Palestinian Ambassador, Professor Manuel Hassassian, delivered a powerful speech, thanking Ahmed Kathrada for his presence. He pointed out that in fact pre-Oslo prisoners were meant to be released as part of the Oslo process, so in fact Israel has now failed to honour its commitment to free them several times.  This prisoner release was not part of the Kerry plan, but was in fact agreed before that: the Palestinian leadership agreed not to go to the UN bodies and the ICC in exchange for the release of the prisoners.

The Ambassador said it was right that Marwan should be the symbol for the struggle to release the Palestinian prisoners because of his outstanding popularity and he is the uncontested symbol of the Palestinian prisoners.

The invited audience included many notable individuals including: Afif Safieh from Fateh’s  council, Betty Hunter Honorary President of Palestine Solidarity Campaign, Ziad El Aloul from Palestinian Forum of Britain, Aimee Shalan from Medical Aid for Palestinians.

Afif Safieh talked about the moving first meeting between Yasser Arafat and Nelson Mandela, and how Mandela had said the liberation of South Africa was incomplete without the Palestinians.

It was notable what a strong presence of Palestinians there was in the audience, which is perhaps not surprising as Marwan Barghouti polls as the most popular Palestinian politician within the West Bank and Gaza.
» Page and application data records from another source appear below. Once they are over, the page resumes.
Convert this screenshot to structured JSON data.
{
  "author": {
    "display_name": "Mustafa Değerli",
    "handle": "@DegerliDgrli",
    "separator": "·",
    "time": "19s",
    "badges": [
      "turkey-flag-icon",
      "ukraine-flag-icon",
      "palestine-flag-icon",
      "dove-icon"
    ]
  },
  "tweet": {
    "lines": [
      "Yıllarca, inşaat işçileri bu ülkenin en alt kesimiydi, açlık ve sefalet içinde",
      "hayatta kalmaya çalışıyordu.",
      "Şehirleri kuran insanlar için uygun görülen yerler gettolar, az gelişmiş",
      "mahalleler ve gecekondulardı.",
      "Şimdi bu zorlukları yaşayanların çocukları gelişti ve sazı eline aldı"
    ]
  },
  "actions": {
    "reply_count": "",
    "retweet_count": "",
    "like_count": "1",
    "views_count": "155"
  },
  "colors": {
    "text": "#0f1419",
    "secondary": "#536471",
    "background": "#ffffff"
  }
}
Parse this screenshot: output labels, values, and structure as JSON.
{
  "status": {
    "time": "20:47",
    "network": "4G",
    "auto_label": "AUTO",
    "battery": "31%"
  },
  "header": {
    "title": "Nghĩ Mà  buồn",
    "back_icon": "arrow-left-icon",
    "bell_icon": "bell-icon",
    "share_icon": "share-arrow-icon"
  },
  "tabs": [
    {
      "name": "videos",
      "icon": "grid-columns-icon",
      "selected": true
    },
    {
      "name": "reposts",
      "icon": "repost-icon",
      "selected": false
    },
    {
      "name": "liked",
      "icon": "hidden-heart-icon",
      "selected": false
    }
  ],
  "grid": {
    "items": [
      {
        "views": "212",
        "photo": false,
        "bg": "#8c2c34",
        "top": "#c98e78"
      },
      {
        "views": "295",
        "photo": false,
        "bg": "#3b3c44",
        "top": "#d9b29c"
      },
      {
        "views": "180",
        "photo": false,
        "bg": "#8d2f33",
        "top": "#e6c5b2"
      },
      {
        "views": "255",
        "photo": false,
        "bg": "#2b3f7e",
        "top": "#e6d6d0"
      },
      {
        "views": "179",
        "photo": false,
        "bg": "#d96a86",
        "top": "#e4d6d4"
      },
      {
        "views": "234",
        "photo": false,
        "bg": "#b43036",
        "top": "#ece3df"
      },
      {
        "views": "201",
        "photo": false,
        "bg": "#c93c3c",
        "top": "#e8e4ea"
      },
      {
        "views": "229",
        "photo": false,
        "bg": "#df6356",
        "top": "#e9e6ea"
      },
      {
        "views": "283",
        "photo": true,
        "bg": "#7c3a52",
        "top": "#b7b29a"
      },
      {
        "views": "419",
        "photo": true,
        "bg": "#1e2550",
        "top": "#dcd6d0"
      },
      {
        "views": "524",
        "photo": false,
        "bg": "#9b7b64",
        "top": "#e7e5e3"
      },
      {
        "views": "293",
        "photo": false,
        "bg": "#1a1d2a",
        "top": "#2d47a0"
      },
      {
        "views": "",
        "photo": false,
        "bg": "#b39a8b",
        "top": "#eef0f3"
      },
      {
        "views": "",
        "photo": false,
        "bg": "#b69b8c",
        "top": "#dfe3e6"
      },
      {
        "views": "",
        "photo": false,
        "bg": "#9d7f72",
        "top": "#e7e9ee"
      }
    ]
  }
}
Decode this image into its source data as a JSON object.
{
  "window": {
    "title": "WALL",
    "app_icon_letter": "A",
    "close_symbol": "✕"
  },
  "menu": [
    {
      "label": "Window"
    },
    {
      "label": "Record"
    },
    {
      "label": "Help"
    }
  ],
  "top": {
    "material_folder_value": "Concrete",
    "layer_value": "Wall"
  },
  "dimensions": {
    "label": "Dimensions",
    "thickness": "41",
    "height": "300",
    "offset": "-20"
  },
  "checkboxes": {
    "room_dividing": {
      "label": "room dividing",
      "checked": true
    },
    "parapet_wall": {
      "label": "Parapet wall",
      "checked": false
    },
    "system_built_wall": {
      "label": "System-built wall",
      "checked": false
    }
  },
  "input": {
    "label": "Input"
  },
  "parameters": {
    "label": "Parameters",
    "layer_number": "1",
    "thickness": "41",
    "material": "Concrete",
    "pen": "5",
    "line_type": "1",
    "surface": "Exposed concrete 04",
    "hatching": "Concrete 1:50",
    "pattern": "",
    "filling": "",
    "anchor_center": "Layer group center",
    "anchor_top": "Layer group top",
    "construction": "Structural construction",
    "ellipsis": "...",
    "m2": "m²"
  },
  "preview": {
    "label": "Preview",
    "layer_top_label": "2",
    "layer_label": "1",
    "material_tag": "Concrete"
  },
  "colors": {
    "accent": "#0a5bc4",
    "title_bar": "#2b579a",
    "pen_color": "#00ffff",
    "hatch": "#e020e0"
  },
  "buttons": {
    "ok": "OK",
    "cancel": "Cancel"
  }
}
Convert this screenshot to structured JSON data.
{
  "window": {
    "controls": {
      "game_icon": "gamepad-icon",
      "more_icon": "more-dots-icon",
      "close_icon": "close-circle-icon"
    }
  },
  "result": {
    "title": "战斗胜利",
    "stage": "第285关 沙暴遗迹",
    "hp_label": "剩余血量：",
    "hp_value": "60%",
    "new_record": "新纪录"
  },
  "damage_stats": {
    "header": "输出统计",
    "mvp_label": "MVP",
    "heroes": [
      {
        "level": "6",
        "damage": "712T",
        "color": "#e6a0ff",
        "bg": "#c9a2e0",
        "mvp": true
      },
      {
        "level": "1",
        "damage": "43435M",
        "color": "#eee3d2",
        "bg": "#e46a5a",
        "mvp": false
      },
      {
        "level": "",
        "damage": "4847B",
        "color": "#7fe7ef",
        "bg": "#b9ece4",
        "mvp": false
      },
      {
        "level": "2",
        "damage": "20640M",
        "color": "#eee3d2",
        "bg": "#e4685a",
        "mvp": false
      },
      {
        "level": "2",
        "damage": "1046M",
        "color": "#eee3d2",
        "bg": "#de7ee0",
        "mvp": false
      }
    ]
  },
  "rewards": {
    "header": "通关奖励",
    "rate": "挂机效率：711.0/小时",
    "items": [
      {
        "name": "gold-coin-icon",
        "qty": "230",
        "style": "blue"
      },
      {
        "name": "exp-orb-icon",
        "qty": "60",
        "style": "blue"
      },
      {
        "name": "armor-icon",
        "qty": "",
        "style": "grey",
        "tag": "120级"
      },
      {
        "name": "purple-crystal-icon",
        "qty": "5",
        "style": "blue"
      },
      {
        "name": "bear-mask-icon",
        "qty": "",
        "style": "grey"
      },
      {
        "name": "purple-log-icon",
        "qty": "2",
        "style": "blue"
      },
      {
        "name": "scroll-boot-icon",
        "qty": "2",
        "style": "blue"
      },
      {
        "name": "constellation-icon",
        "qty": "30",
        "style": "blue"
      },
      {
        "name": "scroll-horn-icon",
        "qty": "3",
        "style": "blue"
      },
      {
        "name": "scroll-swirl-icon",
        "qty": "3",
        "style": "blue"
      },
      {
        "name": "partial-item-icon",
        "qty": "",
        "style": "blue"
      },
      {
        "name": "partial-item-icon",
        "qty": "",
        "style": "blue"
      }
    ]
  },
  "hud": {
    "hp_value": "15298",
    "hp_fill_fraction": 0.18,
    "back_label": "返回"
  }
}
But Marwan Barghouti has been explicit himself that this is a campaign for all the political prisoners, of which he is a symbol.

Free Marwan Barghouti!

Sara Apps